[Records for this task — start]
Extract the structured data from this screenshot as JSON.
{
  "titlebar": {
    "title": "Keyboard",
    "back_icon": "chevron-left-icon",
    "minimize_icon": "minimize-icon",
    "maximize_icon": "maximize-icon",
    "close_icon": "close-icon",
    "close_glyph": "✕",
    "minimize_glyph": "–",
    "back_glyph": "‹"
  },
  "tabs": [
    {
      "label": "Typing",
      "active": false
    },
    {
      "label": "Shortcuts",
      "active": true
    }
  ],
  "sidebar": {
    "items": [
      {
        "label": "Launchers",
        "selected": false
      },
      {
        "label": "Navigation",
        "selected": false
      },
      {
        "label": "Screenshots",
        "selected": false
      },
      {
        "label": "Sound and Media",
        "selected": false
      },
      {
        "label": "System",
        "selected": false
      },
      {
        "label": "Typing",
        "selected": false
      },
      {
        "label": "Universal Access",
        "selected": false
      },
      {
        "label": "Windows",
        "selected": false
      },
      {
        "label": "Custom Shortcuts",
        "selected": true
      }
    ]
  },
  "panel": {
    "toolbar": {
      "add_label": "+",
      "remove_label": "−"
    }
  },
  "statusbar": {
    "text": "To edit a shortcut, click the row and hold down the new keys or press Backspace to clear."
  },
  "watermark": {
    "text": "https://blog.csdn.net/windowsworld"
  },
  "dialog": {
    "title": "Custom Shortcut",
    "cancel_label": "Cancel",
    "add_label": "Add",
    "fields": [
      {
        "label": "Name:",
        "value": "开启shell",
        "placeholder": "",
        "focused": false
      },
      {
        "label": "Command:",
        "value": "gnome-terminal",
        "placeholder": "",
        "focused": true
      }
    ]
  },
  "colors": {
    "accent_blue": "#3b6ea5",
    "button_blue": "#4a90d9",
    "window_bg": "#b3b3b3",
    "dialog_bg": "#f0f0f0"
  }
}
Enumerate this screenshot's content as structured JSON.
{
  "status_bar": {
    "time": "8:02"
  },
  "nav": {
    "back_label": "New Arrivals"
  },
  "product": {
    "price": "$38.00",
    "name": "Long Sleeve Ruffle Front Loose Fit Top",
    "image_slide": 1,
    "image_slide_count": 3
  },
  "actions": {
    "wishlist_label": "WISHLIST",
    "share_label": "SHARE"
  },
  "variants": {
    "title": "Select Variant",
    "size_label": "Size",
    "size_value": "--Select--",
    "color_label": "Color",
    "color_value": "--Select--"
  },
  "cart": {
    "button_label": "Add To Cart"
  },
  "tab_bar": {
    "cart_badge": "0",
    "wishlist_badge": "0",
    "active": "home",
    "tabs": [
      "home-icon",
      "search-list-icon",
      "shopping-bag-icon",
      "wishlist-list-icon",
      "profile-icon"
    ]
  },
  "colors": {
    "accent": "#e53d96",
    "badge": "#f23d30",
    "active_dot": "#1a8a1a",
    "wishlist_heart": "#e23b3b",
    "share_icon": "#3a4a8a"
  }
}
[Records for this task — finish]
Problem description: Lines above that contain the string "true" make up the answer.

Task result:
      "active": true
        "selected": true
        "focused": true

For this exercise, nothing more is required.